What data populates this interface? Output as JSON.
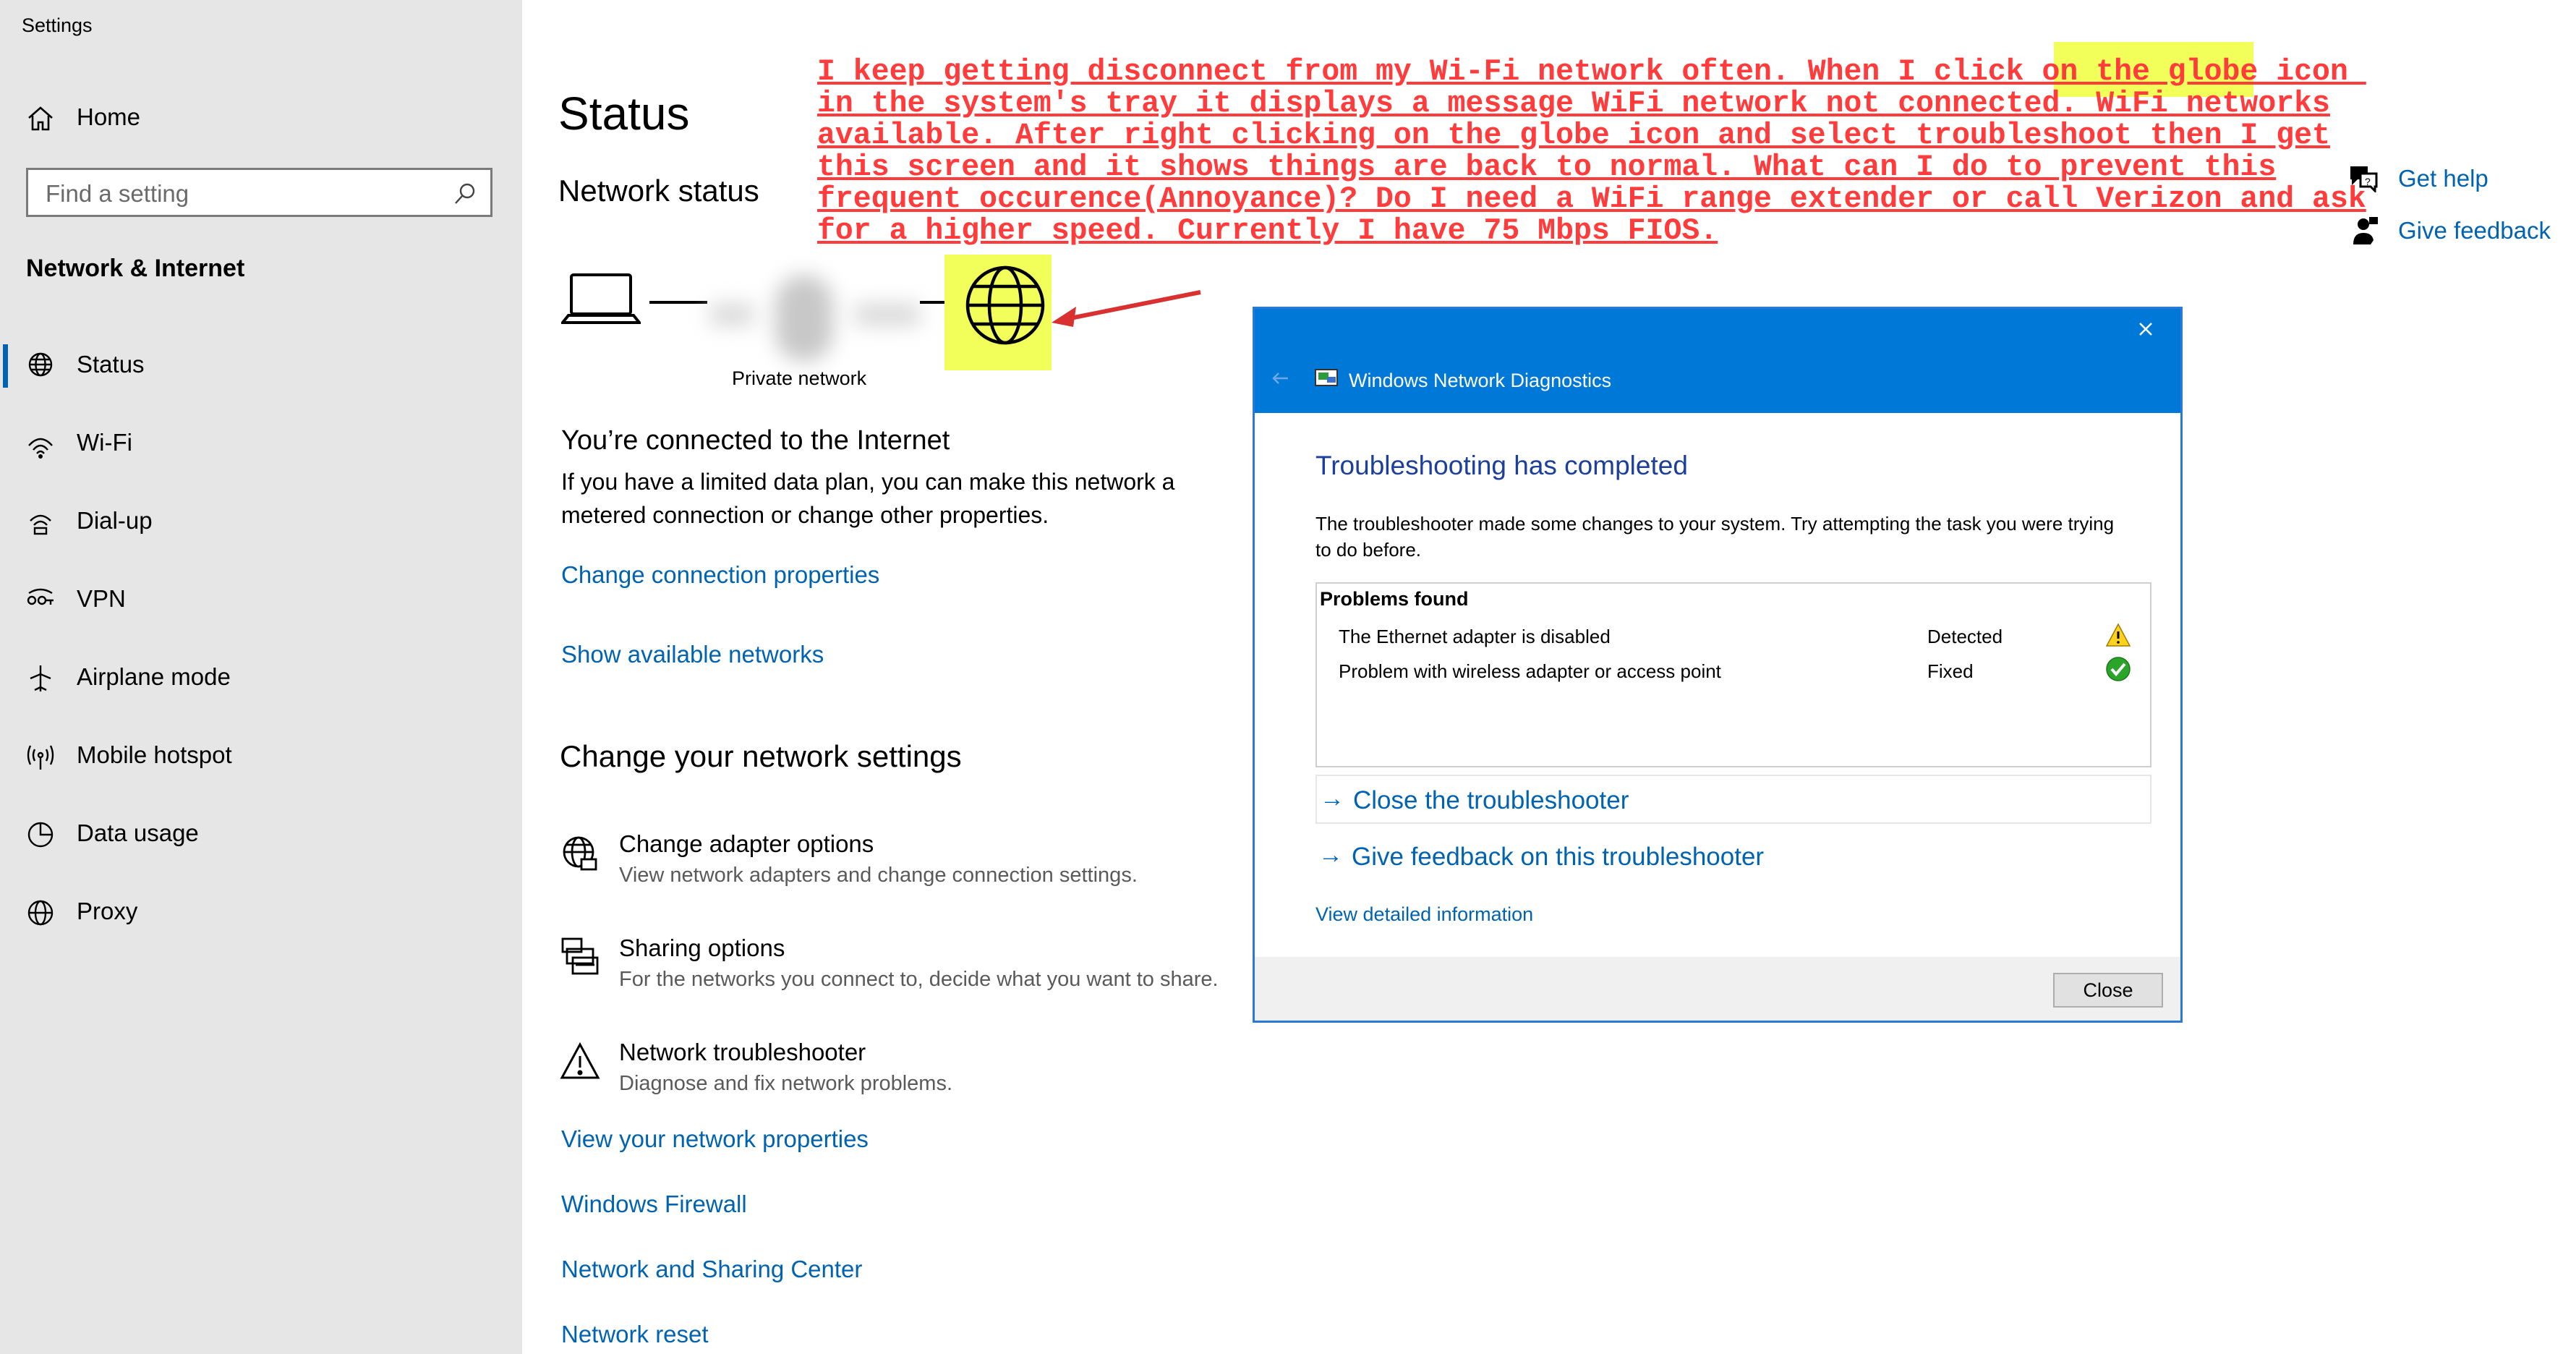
{
  "window": {
    "title": "Settings"
  },
  "sidebar": {
    "home": "Home",
    "search_placeholder": "Find a setting",
    "section": "Network & Internet",
    "items": [
      {
        "label": "Status",
        "icon": "status-globe-icon",
        "active": true
      },
      {
        "label": "Wi-Fi",
        "icon": "wifi-icon"
      },
      {
        "label": "Dial-up",
        "icon": "dialup-icon"
      },
      {
        "label": "VPN",
        "icon": "vpn-icon"
      },
      {
        "label": "Airplane mode",
        "icon": "airplane-icon"
      },
      {
        "label": "Mobile hotspot",
        "icon": "hotspot-icon"
      },
      {
        "label": "Data usage",
        "icon": "data-usage-icon"
      },
      {
        "label": "Proxy",
        "icon": "proxy-globe-icon"
      }
    ]
  },
  "main": {
    "title": "Status",
    "network_status": "Network status",
    "diagram_label": "Private network",
    "connected_title": "You’re connected to the Internet",
    "connected_desc_1": "If you have a limited data plan, you can make this network a",
    "connected_desc_2": "metered connection or change other properties.",
    "link_change_conn": "Change connection properties",
    "link_show_networks": "Show available networks",
    "settings_title": "Change your network settings",
    "options": [
      {
        "title": "Change adapter options",
        "desc": "View network adapters and change connection settings.",
        "icon": "adapter-globe-icon"
      },
      {
        "title": "Sharing options",
        "desc": "For the networks you connect to, decide what you want to share.",
        "icon": "sharing-printer-icon"
      },
      {
        "title": "Network troubleshooter",
        "desc": "Diagnose and fix network problems.",
        "icon": "warning-triangle-icon"
      }
    ],
    "links": [
      "View your network properties",
      "Windows Firewall",
      "Network and Sharing Center",
      "Network reset"
    ]
  },
  "help": {
    "get_help": "Get help",
    "give_feedback": "Give feedback"
  },
  "annotation": {
    "line1a": "I keep getting disconnect from my Wi-Fi network often. When I click on the",
    "line1b": " globe icon ",
    "line2": "in the system's tray it displays a message WiFi network not connected. WiFi networks",
    "line3": "available. After right clicking on the globe icon and select troubleshoot then I get",
    "line4": "this screen and it shows things are back to normal. What can I do to prevent this",
    "line5": "frequent occurence(Annoyance)? Do I need a WiFi range extender or call Verizon and ask",
    "line6": "for a higher speed. Currently I have 75 Mbps FIOS.",
    "color": "#ff3b3b",
    "highlight": "#f2ff5a"
  },
  "dialog": {
    "title": "Windows Network Diagnostics",
    "heading": "Troubleshooting has completed",
    "message_1": "The troubleshooter made some changes to your system. Try attempting the task you were trying",
    "message_2": "to do before.",
    "problems_header": "Problems found",
    "problems": [
      {
        "name": "The Ethernet adapter is disabled",
        "status": "Detected",
        "icon": "warning-icon"
      },
      {
        "name": "Problem with wireless adapter or access point",
        "status": "Fixed",
        "icon": "check-icon"
      }
    ],
    "action_close": "Close the troubleshooter",
    "action_feedback": "Give feedback on this troubleshooter",
    "view_details": "View detailed information",
    "close_button": "Close"
  },
  "colors": {
    "accent": "#0063b1",
    "dialog_header": "#0078d7",
    "sidebar_bg": "#e6e6e6"
  }
}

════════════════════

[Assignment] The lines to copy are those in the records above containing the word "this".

[Task response]
What data populates this interface? Output as JSON.
    "connected_desc_1": "If you have a limited data plan, you can make this network a",
    "line4": "this screen and it shows things are back to normal. What can I do to prevent this",
    "action_feedback": "Give feedback on this troubleshooter",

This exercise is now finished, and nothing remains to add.